Alert Sign Dear reader, online ads enable us to deliver the journalism you value. Please support us by taking a moment to turn off Adblock on Dawn.com.

Alert Sign Dear reader, please upgrade to the latest version of IE to have a better reading experience

.

Helpful characters with sinister agendas

Updated February 22, 2016

Email

The word ‘tout’ simply means “to try to persuade people that someone or something is important or valuable by praising them/it,” according to the Oxford Learners’ Dictionary. But it has a sinister ring about it in our society.

We are more familiar with the image the mention of the word throws up in our mind of helpful but shady characters who accost people outside government’s public-dealing offices and courts with offers to make their tasks or dealings inside easy.

And the Excise and Taxation Office in Islamabad comes readily to mind as a place bristling with touts. The office issues permits for some forbidden stuffs and collects a vast range of government taxes and excise duties. People throng it for liquor and spirit permits and to pay the entertainment duty, professional tax, property tax, tobacco vending fee, bed tax and for the registration and transfer of all kinds of vehicles.

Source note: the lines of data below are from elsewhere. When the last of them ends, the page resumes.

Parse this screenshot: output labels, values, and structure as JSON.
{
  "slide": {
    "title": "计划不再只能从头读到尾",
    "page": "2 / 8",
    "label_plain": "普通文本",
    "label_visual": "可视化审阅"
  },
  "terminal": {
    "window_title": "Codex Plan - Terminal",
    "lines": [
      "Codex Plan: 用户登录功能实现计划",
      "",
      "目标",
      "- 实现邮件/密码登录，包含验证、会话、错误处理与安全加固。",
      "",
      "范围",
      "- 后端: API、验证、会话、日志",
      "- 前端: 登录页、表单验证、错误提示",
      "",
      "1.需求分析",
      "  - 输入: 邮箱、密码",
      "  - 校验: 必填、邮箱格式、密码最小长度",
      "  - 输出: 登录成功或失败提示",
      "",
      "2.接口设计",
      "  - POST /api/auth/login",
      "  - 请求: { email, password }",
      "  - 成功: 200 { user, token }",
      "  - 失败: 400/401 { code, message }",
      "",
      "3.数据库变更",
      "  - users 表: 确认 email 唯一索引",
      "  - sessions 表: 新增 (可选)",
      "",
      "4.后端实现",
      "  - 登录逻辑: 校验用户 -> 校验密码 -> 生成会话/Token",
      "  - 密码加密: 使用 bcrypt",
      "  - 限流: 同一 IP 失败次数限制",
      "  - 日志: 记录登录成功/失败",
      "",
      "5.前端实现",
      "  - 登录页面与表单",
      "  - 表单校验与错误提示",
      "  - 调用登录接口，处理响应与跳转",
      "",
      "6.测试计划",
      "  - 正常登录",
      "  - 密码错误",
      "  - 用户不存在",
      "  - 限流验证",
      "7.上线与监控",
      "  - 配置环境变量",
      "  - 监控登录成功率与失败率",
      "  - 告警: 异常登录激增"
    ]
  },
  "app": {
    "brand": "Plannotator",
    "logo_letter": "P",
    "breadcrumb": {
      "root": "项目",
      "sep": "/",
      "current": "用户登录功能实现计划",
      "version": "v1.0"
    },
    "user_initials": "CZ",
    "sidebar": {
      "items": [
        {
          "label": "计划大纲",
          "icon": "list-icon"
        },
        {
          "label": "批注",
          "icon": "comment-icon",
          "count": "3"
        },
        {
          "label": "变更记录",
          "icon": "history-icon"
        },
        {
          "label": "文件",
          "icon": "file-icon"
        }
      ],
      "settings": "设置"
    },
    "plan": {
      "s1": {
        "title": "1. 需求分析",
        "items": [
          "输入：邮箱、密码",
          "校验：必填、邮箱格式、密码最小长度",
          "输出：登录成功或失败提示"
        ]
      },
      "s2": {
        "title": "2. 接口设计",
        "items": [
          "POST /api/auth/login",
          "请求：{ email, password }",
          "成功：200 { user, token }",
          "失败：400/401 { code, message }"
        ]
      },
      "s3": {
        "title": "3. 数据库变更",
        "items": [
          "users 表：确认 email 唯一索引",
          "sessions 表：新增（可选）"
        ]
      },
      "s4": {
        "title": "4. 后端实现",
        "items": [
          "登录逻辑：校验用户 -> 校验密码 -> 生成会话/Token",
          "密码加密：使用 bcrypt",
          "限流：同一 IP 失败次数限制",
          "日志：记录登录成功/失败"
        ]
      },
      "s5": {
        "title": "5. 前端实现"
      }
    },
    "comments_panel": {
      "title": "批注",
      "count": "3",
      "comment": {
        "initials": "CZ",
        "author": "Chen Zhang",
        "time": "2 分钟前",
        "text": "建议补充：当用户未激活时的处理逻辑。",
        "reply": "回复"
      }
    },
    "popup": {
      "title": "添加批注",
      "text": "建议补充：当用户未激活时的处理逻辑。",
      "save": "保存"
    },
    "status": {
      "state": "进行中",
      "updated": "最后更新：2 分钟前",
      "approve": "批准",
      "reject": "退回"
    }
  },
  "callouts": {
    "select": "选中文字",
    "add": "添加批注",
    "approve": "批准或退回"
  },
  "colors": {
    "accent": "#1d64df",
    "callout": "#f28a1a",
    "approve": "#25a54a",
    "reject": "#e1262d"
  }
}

Long queues start forming from early morning outside each window serving them and the bureaucratic procedures involved even in paying a tax pose a big hassle for them. Their discomfort opens a window of opportunity for the ‘touts’ and indirectly to those sitting behind the service window, admit the ETO and police officials. According to them people of means and status fall prey willingly to the touts to avoid the hassle.

A fee to the tout for his services saves them not just time but a lot of hassle. People who cannot afford the fee, or want to stick to the ‘straight path’ can be sure of the man behind the window discovering some discrepancy in their documents, ensuring many return trips to the ETO office.

On average, the ETO registers 3,500 vehicles every month.

Most money is made in facilitating people coming to register or transfer their vehicles. The bigger the client’s car, the bigger their hurry and the bigger is the fee. Services of the tout range from securing the ‘proper’ form for a specific task, filling it, inspecting the vehicle, collecting the registration book and registration plate and delivering them to the client.

It might be a good deal between the client, the tout and the ETO facilitator, but not good for the ETO and police.

So, on February 15, the Special Investigation Unit (SIU) of the Islamabad police raided the ETO to nab the touts. The raiding party closed the main gate of the ETO and cordoned off the area to prevent the touts from escaping.

SIU team questioned everyone about their presence within the compound but found it hard to identify a tout from the crowd?

They picked up 124 people as suspected touts, however, and shifted them to nearby police buildings. Forty-four of them were soon let off as innocent.

The rest 80 were pinned down as touts for possessing documents of vehicles and booked them under PPCs 170, 171, 419 and 420. The FIR registered against them stated that they impersonated as government officials and carried documents of vehicles’ registration and transfer, including forged documents, which was a crime.

According to the SIU, during the interrogation they said they used back door channels to submit forms and documents, inspection, and collected registration book or plates. Some ETO officials helped them and received commission for the facilitation.

Majority of the alleged touts belonged to Islamabad’s rural areas and formed a ring.

Director General Excise retired Capt Mushtaq Ahmed said that actions taken against touts in the past had reduced the practice and one-window operation is being reviewed to discourage the tout culture.

“Within three weeks, online forms service will also start,” he disclosed to Dawn. “And the Director ETO has been told to conduct a weekly exercise to identify touts in and around the ETO and take legal action against them.

Published in Dawn, February 22nd, 2016